Maybe you think you already sleep well enough.
- You’re supposed to get 7-9 hours. Yes you, the one who “can survive on 5 hours.” According to the CDC, 1/3 of Americans don’t get 7-9. Moreover, we’ve shaved off 1.5 hours of sleep in the last 100 years on average according to Boston Medical Center doctors.
- But you also need QUALITY sleep. When you sleep, your brain solves problems! That’s why you wake up all refreshed or sometimes with a new perspective or idea about things. You need REM cycles to do that. REM is where the magic happens. If you’re hitting quantity and still not feeling rested or refreshed, it’s because you’re not hitting quality.
Maybe you could use some clues on how to get better sleep.
- Don’t eat a heavy meal before bed. It really can mess with your sleep. I remember in 2015 I was eating really, really well for so long minus one meal: Tuesdays at Johnny Huston’s. Tuesdays at Johnny Huston’s was my one cheat meal. And it was glorious. I ate a hamburger, fries and had a beer. The second best part was kids ate free and I didn’t have to cook or do dishes. It took me MONTHS to realize I wasn’t sleeping well on Tuesday nights. I mean, months. The reason, I suppose, it took so long was because I wasn’t necessarily in pain. I was also not wide awake the entire time, it was just a general level of tossing and turning and sleeplessness. Nothing alarming. However, my typical dinner was early and consisted of protein and veggies. Everyday. I didn’t eat beef much, let alone carbs and such. So when I “treated” myself to that fun meal, my body went to work all night trying to manage the overload. I wish I could say this realization meant I cleaned up my act. Nope. I decided it was worth the sacrifice. What I know for sure, however, is most people don’t realize this because they aren’t eating as clean so they can’t notice the changes. But it’s there for you too. Your body also struggles with the heavy, processed meals and it does affect your sleep.
- Cut the cord. I know you love Facebook and Netflix. Do those things if you do. But give this a try for one week: cut the electronics completely off 30 minute before bed and read. Read anything. A magazine, a nonfiction book, fiction, a biography! It allows your brain to disconnect kind of the same way it does when you’re playing Candy Crush or watching Grey’s Anatomy. But it’s not putting off that blue light that your brain likens to sunlight and actually produces cotrisol. Therefore, it will allow you to settle into a sleepy state.
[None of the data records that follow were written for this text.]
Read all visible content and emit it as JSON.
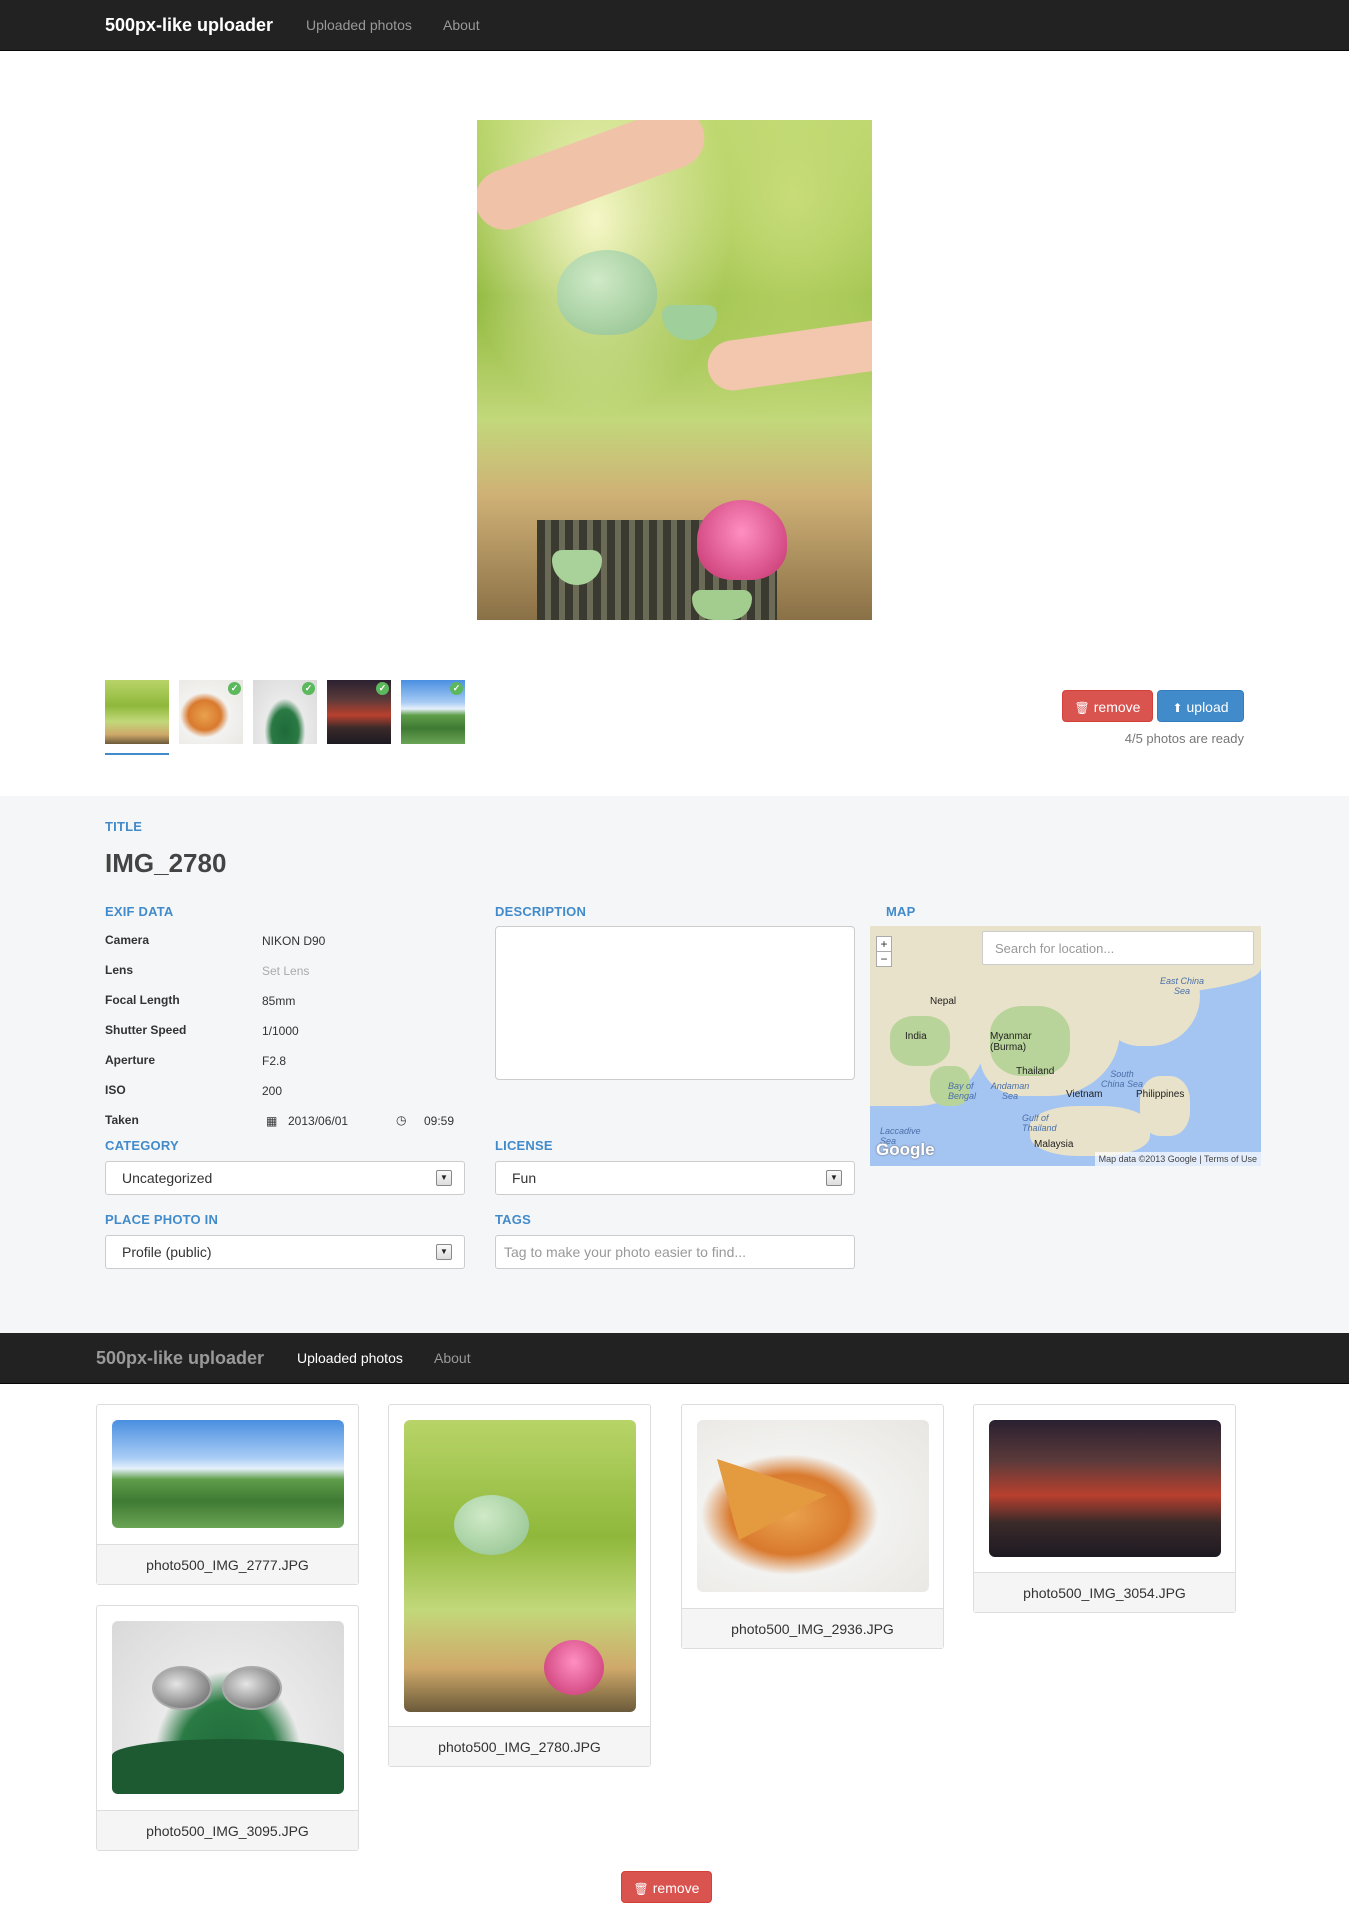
{
  "navbar": {
    "brand": "500px-like uploader",
    "links": [
      "Uploaded photos",
      "About"
    ]
  },
  "uploader": {
    "thumbnails": [
      {
        "name": "IMG_2780",
        "ready": false,
        "selected": true
      },
      {
        "name": "IMG_2936",
        "ready": true
      },
      {
        "name": "IMG_3095",
        "ready": true
      },
      {
        "name": "IMG_3054",
        "ready": true
      },
      {
        "name": "IMG_2777",
        "ready": true
      }
    ],
    "remove_label": "remove",
    "upload_label": "upload",
    "status": "4/5 photos are ready"
  },
  "form": {
    "title_label": "TITLE",
    "title_value": "IMG_2780",
    "exif_label": "EXIF DATA",
    "exif": [
      {
        "key": "Camera",
        "value": "NIKON D90"
      },
      {
        "key": "Lens",
        "value": "Set Lens",
        "placeholder": true
      },
      {
        "key": "Focal Length",
        "value": "85mm"
      },
      {
        "key": "Shutter Speed",
        "value": "1/1000"
      },
      {
        "key": "Aperture",
        "value": "F2.8"
      },
      {
        "key": "ISO",
        "value": "200"
      },
      {
        "key": "Taken",
        "date": "2013/06/01",
        "time": "09:59"
      }
    ],
    "description_label": "DESCRIPTION",
    "description_value": "",
    "map_label": "MAP",
    "map_search_placeholder": "Search for location...",
    "map_places": [
      "Nepal",
      "India",
      "Myanmar (Burma)",
      "Thailand",
      "Vietnam",
      "Philippines",
      "Malaysia"
    ],
    "map_seas": [
      "East China Sea",
      "South China Sea",
      "Bay of Bengal",
      "Andaman Sea",
      "Gulf of Thailand",
      "Laccadive Sea"
    ],
    "map_logo": "Google",
    "map_attribution": "Map data ©2013 Google",
    "map_terms": "Terms of Use",
    "category_label": "CATEGORY",
    "category_value": "Uncategorized",
    "license_label": "LICENSE",
    "license_value": "Fun",
    "place_label": "PLACE PHOTO IN",
    "place_value": "Profile (public)",
    "tags_label": "TAGS",
    "tags_placeholder": "Tag to make your photo easier to find..."
  },
  "gallery": {
    "active_tab": "Uploaded photos",
    "photos": [
      {
        "filename": "photo500_IMG_2777.JPG"
      },
      {
        "filename": "photo500_IMG_2780.JPG"
      },
      {
        "filename": "photo500_IMG_2936.JPG"
      },
      {
        "filename": "photo500_IMG_3054.JPG"
      },
      {
        "filename": "photo500_IMG_3095.JPG"
      }
    ],
    "remove_label": "remove"
  },
  "colors": {
    "navbar_bg": "#222222",
    "accent": "#428bca",
    "danger": "#d9534f",
    "success": "#5cb85c",
    "panel_bg": "#f5f6f8"
  }
}
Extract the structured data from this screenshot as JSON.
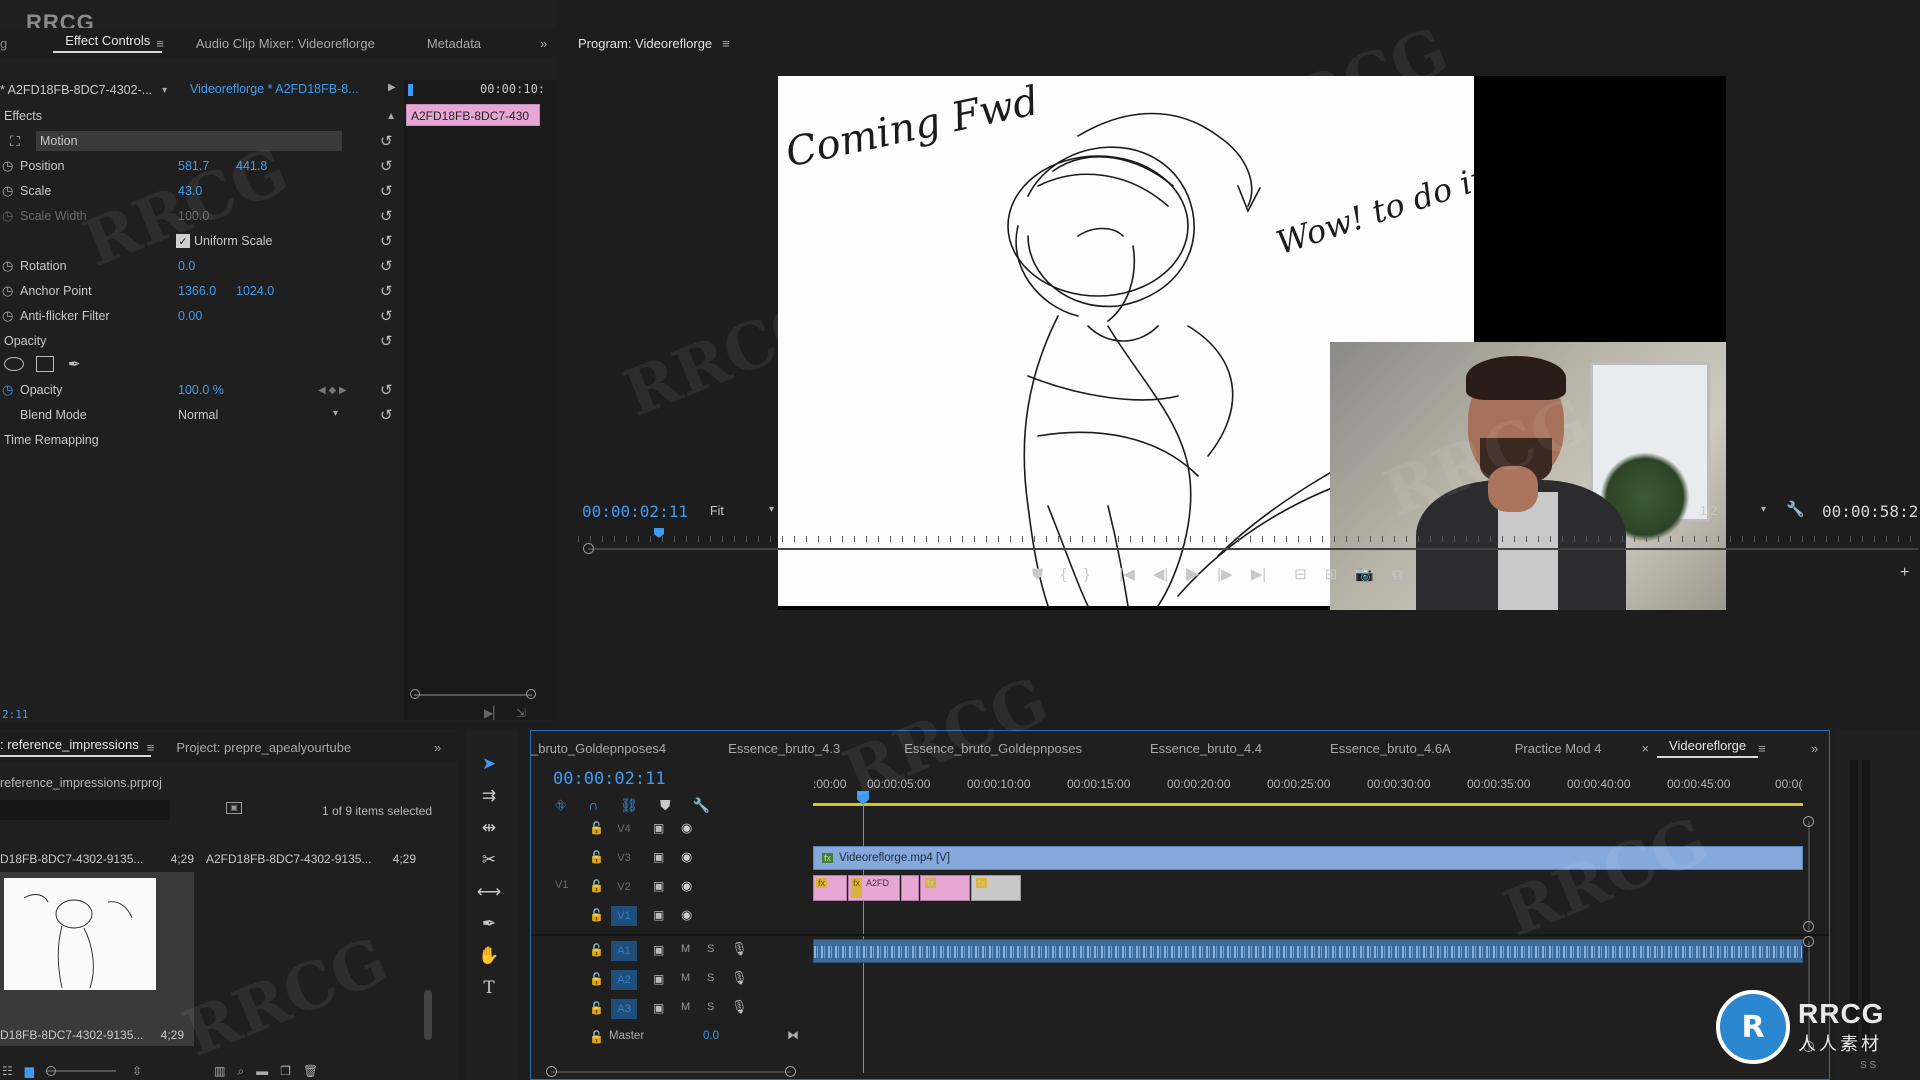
{
  "brand": {
    "watermark_corner": "RRCG",
    "logo_text": "RRCG",
    "logo_sub": "人人素材"
  },
  "top_left_panel": {
    "tabs": [
      "Effect Controls",
      "Audio Clip Mixer: Videoreflorge",
      "Metadata"
    ],
    "source_clip": "* A2FD18FB-8DC7-4302-...",
    "sequence_clip": "Videoreflorge * A2FD18FB-8...",
    "mini_timecode": "00:00:10:",
    "clip_tooltip": "A2FD18FB-8DC7-430",
    "section_effects": "Effects",
    "motion_label": "Motion",
    "properties": [
      {
        "name": "Position",
        "v1": "581.7",
        "v2": "441.8"
      },
      {
        "name": "Scale",
        "v1": "43.0",
        "v2": ""
      },
      {
        "name": "Scale Width",
        "v1": "100.0",
        "v2": ""
      },
      {
        "name": "Rotation",
        "v1": "0.0",
        "v2": ""
      },
      {
        "name": "Anchor Point",
        "v1": "1366.0",
        "v2": "1024.0"
      },
      {
        "name": "Anti-flicker Filter",
        "v1": "0.00",
        "v2": ""
      }
    ],
    "uniform_scale": "Uniform Scale",
    "opacity_section": "Opacity",
    "opacity_label": "Opacity",
    "opacity_value": "100.0 %",
    "blend_mode_label": "Blend Mode",
    "blend_mode_value": "Normal",
    "time_remapping": "Time Remapping",
    "bottom_timecode": "2:11"
  },
  "program_monitor": {
    "title": "Program: Videoreflorge",
    "timecode": "00:00:02:11",
    "fit": "Fit",
    "resolution": "1/2",
    "duration": "00:00:58:2(",
    "sketch_text_left": "Coming Fwd",
    "sketch_text_right": "Wow! to do impressions"
  },
  "project_panel": {
    "tabs": [
      ": reference_impressions",
      "Project: prepre_apealyourtube"
    ],
    "file_name": "reference_impressions.prproj",
    "items_selected": "1 of 9 items selected",
    "items": [
      {
        "name": "D18FB-8DC7-4302-9135...",
        "dur": "4;29"
      },
      {
        "name": "A2FD18FB-8DC7-4302-9135...",
        "dur": "4;29"
      }
    ],
    "thumb_label": "D18FB-8DC7-4302-9135...",
    "thumb_dur": "4;29"
  },
  "timeline": {
    "tabs": [
      "_bruto_Goldepnposes4",
      "Essence_bruto_4.3",
      "Essence_bruto_Goldepnposes",
      "Essence_bruto_4.4",
      "Essence_bruto_4.6A",
      "Practice Mod 4",
      "Videoreflorge"
    ],
    "timecode": "00:00:02:11",
    "ruler": [
      ":00:00",
      "00:00:05:00",
      "00:00:10:00",
      "00:00:15:00",
      "00:00:20:00",
      "00:00:25:00",
      "00:00:30:00",
      "00:00:35:00",
      "00:00:40:00",
      "00:00:45:00",
      "00:0("
    ],
    "video_tracks": [
      "V4",
      "V3",
      "V2",
      "V1"
    ],
    "audio_tracks": [
      "A1",
      "A2",
      "A3"
    ],
    "source_patch": "V1",
    "master_label": "Master",
    "master_value": "0.0",
    "clip_v3": "Videoreflorge.mp4 [V]",
    "clip_v2_label": "A2FD",
    "fx": "fx",
    "m": "M",
    "s": "S"
  },
  "colors": {
    "accent": "#3f9bf0",
    "clip_video": "#86a9dc",
    "clip_pink": "#e6a7d4",
    "audio": "#3c6b9c"
  }
}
- Be active. I’m a personal trainer, so you know I was going to say this one! I think we need to recognize sometimes that we haven’t actually put our bodies through enough physically to make them tired. Our modern sedentary life is messing with our sleep! So, get some steps in. Get some exercise. Run the batteries out on your body and it will sleep better.
- During sleep, there are breathing techniques you can use to help you sleep. I’ve always practiced the method where you breathe in for 7 seconds, hold for 4 and exhale for 8. Essentially you are putting your body in the relaxed state (physically and mentally) it should have naturally gone into to go to sleep. Shawn calls it a box in his book. My other friend visualized ocean waves as she breathes in and out. I’ve also used a couple tricks: 1) Visualizing my brain like a big red switch where I manually turn it off, 2) Telling my brain, “This is not planning time, this is sleeping time” and 3) Nowadays I really just pray to Jesus and sing a song lyric or verse over and over in my head.
- My last tip is to journal before bed. My journaling consists of listing things I’m grateful for as well as what is planned for the next day. That way I’m not busy trying to plan the day while I am supposed to be asleep.
Here’s an affiliate link for the book that has WAY more science and super cool information about sleeping smarter. I 100% recommend it.